* **Try it**
Return the entries in full, exactly as they were written.

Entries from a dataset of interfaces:
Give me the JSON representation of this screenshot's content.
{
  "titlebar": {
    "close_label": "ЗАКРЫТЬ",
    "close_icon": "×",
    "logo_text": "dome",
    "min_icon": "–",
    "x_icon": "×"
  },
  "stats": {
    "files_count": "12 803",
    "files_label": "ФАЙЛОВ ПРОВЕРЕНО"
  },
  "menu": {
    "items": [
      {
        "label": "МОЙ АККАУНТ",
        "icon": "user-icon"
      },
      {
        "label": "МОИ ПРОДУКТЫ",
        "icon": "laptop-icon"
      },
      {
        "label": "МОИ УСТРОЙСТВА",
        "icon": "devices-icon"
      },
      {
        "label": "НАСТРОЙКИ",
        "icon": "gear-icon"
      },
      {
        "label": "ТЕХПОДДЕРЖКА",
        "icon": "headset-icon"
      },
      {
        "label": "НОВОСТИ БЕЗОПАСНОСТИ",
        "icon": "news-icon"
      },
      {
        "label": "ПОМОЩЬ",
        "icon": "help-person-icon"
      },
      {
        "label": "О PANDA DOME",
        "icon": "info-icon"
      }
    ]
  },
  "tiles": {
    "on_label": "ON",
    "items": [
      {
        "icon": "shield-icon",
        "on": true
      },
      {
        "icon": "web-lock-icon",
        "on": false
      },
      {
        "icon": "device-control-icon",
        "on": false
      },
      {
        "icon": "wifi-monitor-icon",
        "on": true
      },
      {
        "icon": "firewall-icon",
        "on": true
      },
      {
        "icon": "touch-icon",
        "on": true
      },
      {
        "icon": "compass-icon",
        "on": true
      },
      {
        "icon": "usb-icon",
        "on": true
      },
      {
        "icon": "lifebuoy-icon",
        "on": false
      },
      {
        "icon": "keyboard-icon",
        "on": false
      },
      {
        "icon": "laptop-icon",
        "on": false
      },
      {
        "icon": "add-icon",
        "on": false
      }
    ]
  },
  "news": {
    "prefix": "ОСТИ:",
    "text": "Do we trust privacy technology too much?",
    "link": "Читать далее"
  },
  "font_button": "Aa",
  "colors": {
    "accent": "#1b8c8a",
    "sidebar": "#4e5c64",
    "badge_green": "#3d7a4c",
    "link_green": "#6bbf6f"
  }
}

* **Response**
Give me the JSON representation of this screenshot's content.
{
  "titlebar": {
    "close_label": "ЗАКРЫТЬ",
    "close_icon": "×",
    "logo_text": "dome",
    "min_icon": "–",
    "x_icon": "×"
  },
  "stats": {
    "files_count": "12 803",
    "files_label": "ФАЙЛОВ ПРОВЕРЕНО"
  },
  "menu": {
    "items": [
      {
        "label": "МОЙ АККАУНТ",
        "icon": "user-icon"
      },
      {
        "label": "МОИ ПРОДУКТЫ",
        "icon": "laptop-icon"
      },
      {
        "label": "МОИ УСТРОЙСТВА",
        "icon": "devices-icon"
      },
      {
        "label": "НАСТРОЙКИ",
        "icon": "gear-icon"
      },
      {
        "label": "ТЕХПОДДЕРЖКА",
        "icon": "headset-icon"
      },
      {
        "label": "НОВОСТИ БЕЗОПАСНОСТИ",
        "icon": "news-icon"
      },
      {
        "label": "ПОМОЩЬ",
        "icon": "help-person-icon"
      },
      {
        "label": "О PANDA DOME",
        "icon": "info-icon"
      }
    ]
  },
  "tiles": {
    "on_label": "ON",
    "items": [
      {
        "icon": "shield-icon",
        "on": true
      },
      {
        "icon": "web-lock-icon",
        "on": false
      },
      {
        "icon": "device-control-icon",
        "on": false
      },
      {
        "icon": "wifi-monitor-icon",
        "on": true
      },
      {
        "icon": "firewall-icon",
        "on": true
      },
      {
        "icon": "touch-icon",
        "on": true
      },
      {
        "icon": "compass-icon",
        "on": true
      },
      {
        "icon": "usb-icon",
        "on": true
      },
      {
        "icon": "lifebuoy-icon",
        "on": false
      },
      {
        "icon": "keyboard-icon",
        "on": false
      },
      {
        "icon": "laptop-icon",
        "on": false
      },
      {
        "icon": "add-icon",
        "on": false
      }
    ]
  },
  "news": {
    "prefix": "ОСТИ:",
    "text": "Do we trust privacy technology too much?",
    "link": "Читать далее"
  },
  "font_button": "Aa",
  "colors": {
    "accent": "#1b8c8a",
    "sidebar": "#4e5c64",
    "badge_green": "#3d7a4c",
    "link_green": "#6bbf6f"
  }
}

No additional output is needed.